> Task:
Would you repeat the entries below word for word and omit the pictures?

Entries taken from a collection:
>>>
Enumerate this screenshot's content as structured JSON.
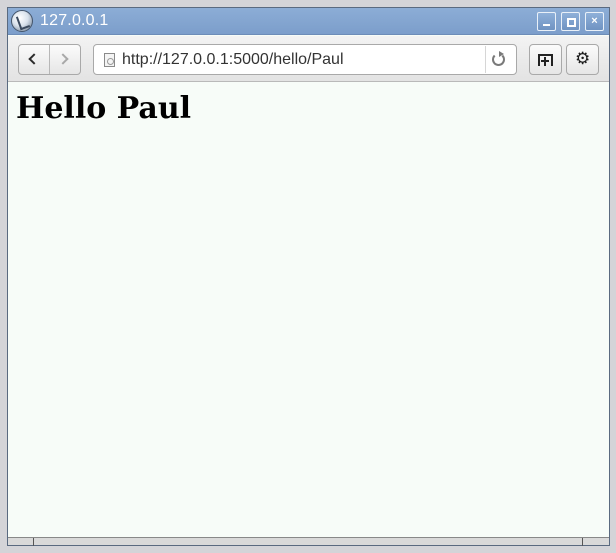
{
  "window": {
    "title": "127.0.0.1",
    "controls": {
      "minimize": "minimize",
      "maximize": "maximize",
      "close": "close"
    }
  },
  "toolbar": {
    "url": "http://127.0.0.1:5000/hello/Paul",
    "icons": [
      "back-icon",
      "forward-icon",
      "page-icon",
      "reload-icon",
      "new-tab-icon",
      "gear-icon"
    ]
  },
  "page": {
    "heading": "Hello Paul"
  },
  "colors": {
    "titlebar": "#7c9ecb",
    "content_background": "#f7fcf8"
  }
}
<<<
> Task answer:
Enumerate this screenshot's content as structured JSON.
{
  "window": {
    "title": "127.0.0.1",
    "controls": {
      "minimize": "minimize",
      "maximize": "maximize",
      "close": "close"
    }
  },
  "toolbar": {
    "url": "http://127.0.0.1:5000/hello/Paul",
    "icons": [
      "back-icon",
      "forward-icon",
      "page-icon",
      "reload-icon",
      "new-tab-icon",
      "gear-icon"
    ]
  },
  "page": {
    "heading": "Hello Paul"
  },
  "colors": {
    "titlebar": "#7c9ecb",
    "content_background": "#f7fcf8"
  }
}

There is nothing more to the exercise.